Can Vitamin D Supplementation Protect Health Care Workers From COVID-19?

Vitamin D capsules.
Does vitamin D supplementation effectively prevent COVID-19 infection in those with high exposure to infected individuals — and is it safe?

Vitamin D supplements may help individuals with high exposure to COVID-19 prevent infection without causing serious adverse events, according to study findings published in Archives of Medical Research.

Previous research suggests risk of viral and bacterial infections are associated with vitamin D deficiency. Other recent studies involving vitamin D and patients with COVID-19 have produced a variety of inconsistent results. Researchers sought to investigate the efficacy of vitamin D supplementation in preventing SARS-CoV-2 infection in individuals with high exposure to COVID-19 by assessing the efficacy of supplementation in health care workers with frontline exposure to patients with COVID-19. Infection rate and disease severity were the primary endpoints, with safety as a secondary endpoint.

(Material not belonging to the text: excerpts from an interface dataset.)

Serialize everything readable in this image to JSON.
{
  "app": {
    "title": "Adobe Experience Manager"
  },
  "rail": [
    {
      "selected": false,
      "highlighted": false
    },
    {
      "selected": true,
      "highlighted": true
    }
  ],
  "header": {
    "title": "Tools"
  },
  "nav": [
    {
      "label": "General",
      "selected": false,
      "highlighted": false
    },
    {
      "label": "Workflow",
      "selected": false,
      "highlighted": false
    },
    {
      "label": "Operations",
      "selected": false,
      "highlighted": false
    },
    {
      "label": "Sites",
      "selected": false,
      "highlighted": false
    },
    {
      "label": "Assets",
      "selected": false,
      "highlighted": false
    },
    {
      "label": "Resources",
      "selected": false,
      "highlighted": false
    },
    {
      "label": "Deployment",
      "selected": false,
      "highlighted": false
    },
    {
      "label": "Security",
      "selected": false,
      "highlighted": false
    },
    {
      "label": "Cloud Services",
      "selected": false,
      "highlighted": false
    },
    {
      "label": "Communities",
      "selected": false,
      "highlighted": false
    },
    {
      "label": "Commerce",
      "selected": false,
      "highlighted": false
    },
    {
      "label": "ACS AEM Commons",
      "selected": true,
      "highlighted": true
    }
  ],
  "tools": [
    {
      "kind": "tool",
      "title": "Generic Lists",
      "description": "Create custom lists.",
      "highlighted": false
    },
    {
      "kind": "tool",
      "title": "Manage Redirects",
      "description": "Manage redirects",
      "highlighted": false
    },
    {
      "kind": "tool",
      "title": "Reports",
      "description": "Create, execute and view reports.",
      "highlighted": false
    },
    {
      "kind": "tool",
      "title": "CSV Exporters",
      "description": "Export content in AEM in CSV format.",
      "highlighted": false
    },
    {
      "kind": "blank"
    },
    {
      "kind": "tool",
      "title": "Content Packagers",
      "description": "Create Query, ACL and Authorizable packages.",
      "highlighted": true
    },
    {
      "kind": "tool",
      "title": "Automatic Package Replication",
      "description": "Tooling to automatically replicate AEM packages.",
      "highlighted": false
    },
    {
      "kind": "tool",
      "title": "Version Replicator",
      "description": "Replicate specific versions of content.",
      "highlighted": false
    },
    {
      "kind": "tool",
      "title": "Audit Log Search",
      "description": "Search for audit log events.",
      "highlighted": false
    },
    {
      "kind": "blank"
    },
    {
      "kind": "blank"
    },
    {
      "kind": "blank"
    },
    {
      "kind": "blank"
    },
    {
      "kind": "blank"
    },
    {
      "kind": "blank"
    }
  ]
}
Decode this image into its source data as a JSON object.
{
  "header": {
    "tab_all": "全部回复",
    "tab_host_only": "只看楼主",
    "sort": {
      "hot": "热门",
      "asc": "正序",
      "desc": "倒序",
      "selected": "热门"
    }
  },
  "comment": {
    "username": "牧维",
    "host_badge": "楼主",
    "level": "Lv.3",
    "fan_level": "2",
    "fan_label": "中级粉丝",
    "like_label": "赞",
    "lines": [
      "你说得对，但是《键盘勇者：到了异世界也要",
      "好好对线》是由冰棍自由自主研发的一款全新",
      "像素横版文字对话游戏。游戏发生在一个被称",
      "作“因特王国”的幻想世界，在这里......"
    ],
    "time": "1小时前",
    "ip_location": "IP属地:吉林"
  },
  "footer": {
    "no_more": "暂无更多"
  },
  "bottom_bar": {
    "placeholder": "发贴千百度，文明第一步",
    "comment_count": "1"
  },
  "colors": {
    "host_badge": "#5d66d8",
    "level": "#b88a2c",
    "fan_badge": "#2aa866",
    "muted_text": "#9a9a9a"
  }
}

Study researchers conducted a double-blind, parallel, randomized trial ( Identifier: NCT04535791) of 321 frontline health care workers recruited from 4 Mexico City hospitals who tested negative for SARS-CoV-2 between mid-July and end-of-year 2020. Participants were randomly assigned to a vitamin D group (n=160; median age, 36.0 years; 71% female) receiving 4000 IU vitamin D daily for 30 days and a placebo group (n=161; median age, 39.0 years; 68% female). The risk factors present among individuals in the vitamin D and placebo groups were hypertension (26.9% vs 32.3%, respectively), obesity (26.3% vs 24.8%), migraine and rheumatoid arthritis (11.9% vs 11.8%), and vitamin D3 deficiency (63.8% vs 70.2%) at baseline. Of these participants, 94 of the vitamin D group and 98 of the placebo group completed follow-up. Antibody and serum 25-hydroxyvitamin D3 tests were conducted at baseline and day 45. RT-PCR tests were also administered at baseline and repeated if COVID-19 symptoms emerged.

Researchers found a reduced SARS-CoV-2 infection rate in the vitamin D group compared with placebo group (6.4 vs 24.5%, P <.001). The vitamin D group showed a lower risk of acquiring SARS-CoV-2 infection compared with placebo group (RR: 0.23; 95% CI, 0.09-0.55) and an increase in serum levels of 25-hydroxyvitamin D3 was associated (RR: 0.87; 95% CI, 0.82-0.93), regardless of a vitamin D deficiency. Adverse events were not considered significant and reported by 36.7% of placebo and 22.3% of vitamin D group, mostly headache, constipation, diarrhea, drowsiness, and muscular weakness.

Study limitations included a nonresponse bias due to the high drop-out rate of recruited individuals.

“Our results suggest that [vitamin D] supplementation in highly exposed individuals prevents SARS-CoV-2 infection without serious AEs and regardless of [vitamin D]  status,” researchers concluded.


Villasis-Keever MA, López-Alarcón MG, Miranda-Novales G, et al. Efficacy and safety of vitamin D supplementation to prevent COVID-19 in frontline healthcare workers. A randomized clinical trial. Arch Med Res. Published online April 18, 2022. doi:10.1016/j.arcmed.2022.04.003

This article originally appeared on Pulmonology Advisor